To do:
Leave out the images and repeat every entry below exactly.

#####

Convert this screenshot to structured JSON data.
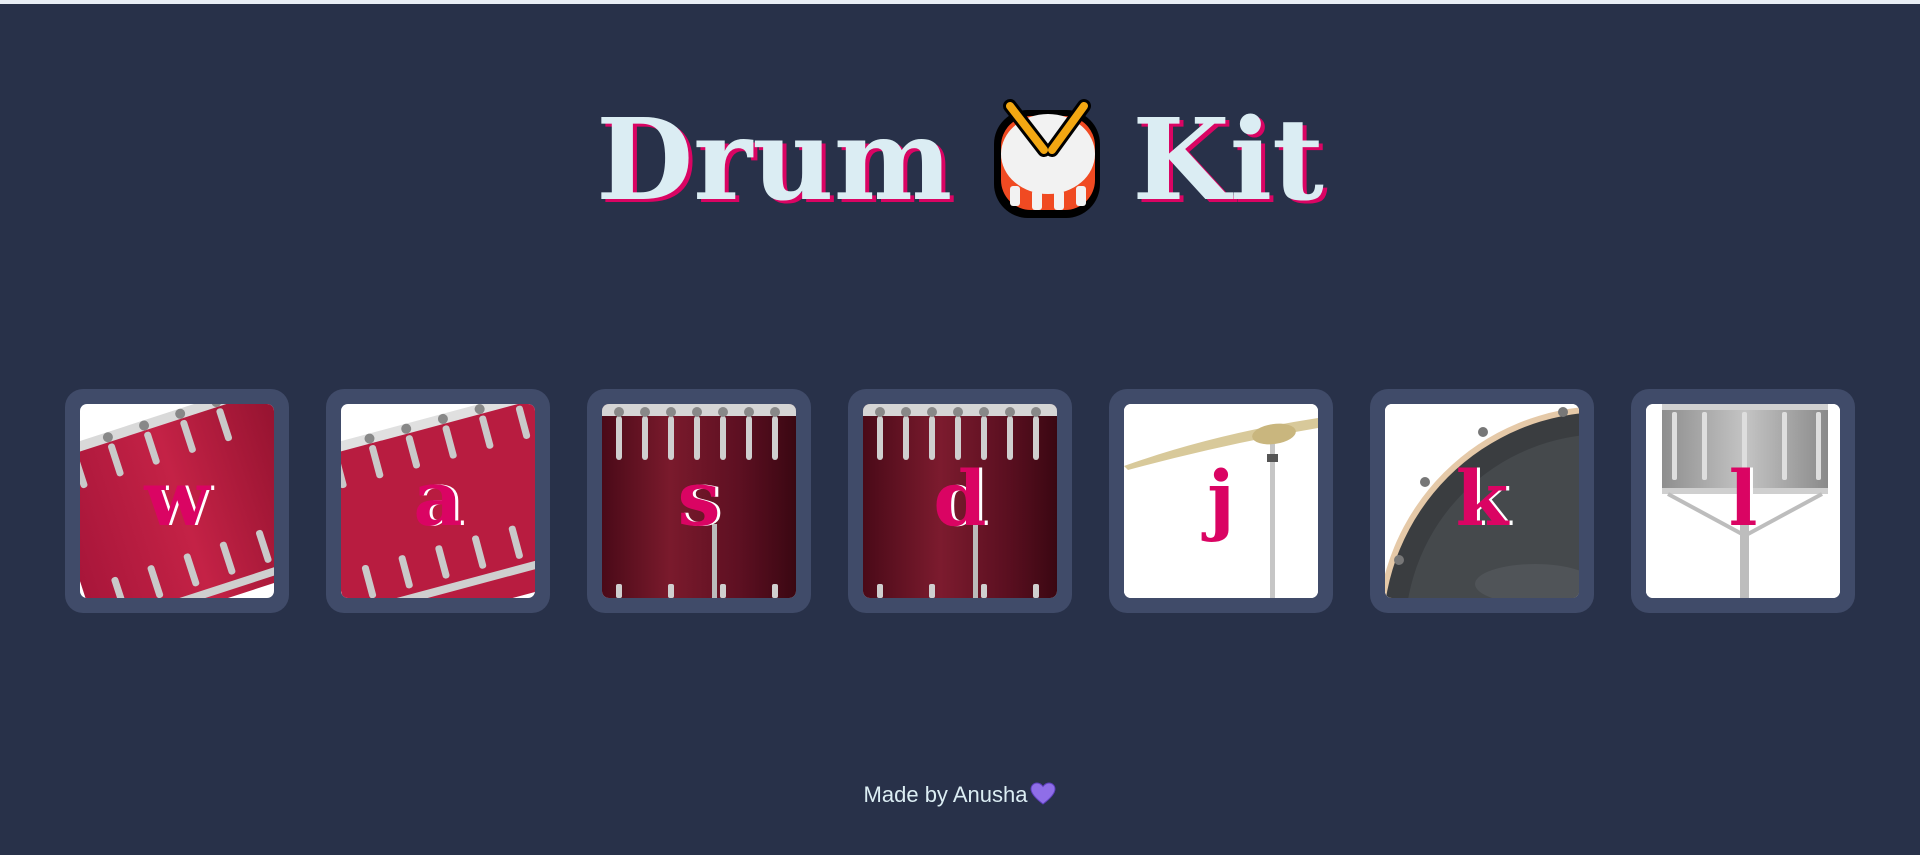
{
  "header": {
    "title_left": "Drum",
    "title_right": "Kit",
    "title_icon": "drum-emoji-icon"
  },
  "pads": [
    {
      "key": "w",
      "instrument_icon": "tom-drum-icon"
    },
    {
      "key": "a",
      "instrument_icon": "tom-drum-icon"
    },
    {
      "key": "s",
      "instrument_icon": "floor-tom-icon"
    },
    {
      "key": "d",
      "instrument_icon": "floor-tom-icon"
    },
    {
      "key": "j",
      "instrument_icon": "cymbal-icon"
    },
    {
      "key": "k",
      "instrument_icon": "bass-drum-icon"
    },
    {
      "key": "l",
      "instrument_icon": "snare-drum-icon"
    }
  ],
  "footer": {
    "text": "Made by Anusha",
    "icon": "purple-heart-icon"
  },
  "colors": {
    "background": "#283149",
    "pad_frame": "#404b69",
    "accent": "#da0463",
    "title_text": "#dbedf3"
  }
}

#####

Exercise response:
Convert this screenshot to structured JSON data.
{
  "header": {
    "title_left": "Drum",
    "title_right": "Kit",
    "title_icon": "drum-emoji-icon"
  },
  "pads": [
    {
      "key": "w",
      "instrument_icon": "tom-drum-icon"
    },
    {
      "key": "a",
      "instrument_icon": "tom-drum-icon"
    },
    {
      "key": "s",
      "instrument_icon": "floor-tom-icon"
    },
    {
      "key": "d",
      "instrument_icon": "floor-tom-icon"
    },
    {
      "key": "j",
      "instrument_icon": "cymbal-icon"
    },
    {
      "key": "k",
      "instrument_icon": "bass-drum-icon"
    },
    {
      "key": "l",
      "instrument_icon": "snare-drum-icon"
    }
  ],
  "footer": {
    "text": "Made by Anusha",
    "icon": "purple-heart-icon"
  },
  "colors": {
    "background": "#283149",
    "pad_frame": "#404b69",
    "accent": "#da0463",
    "title_text": "#dbedf3"
  }
}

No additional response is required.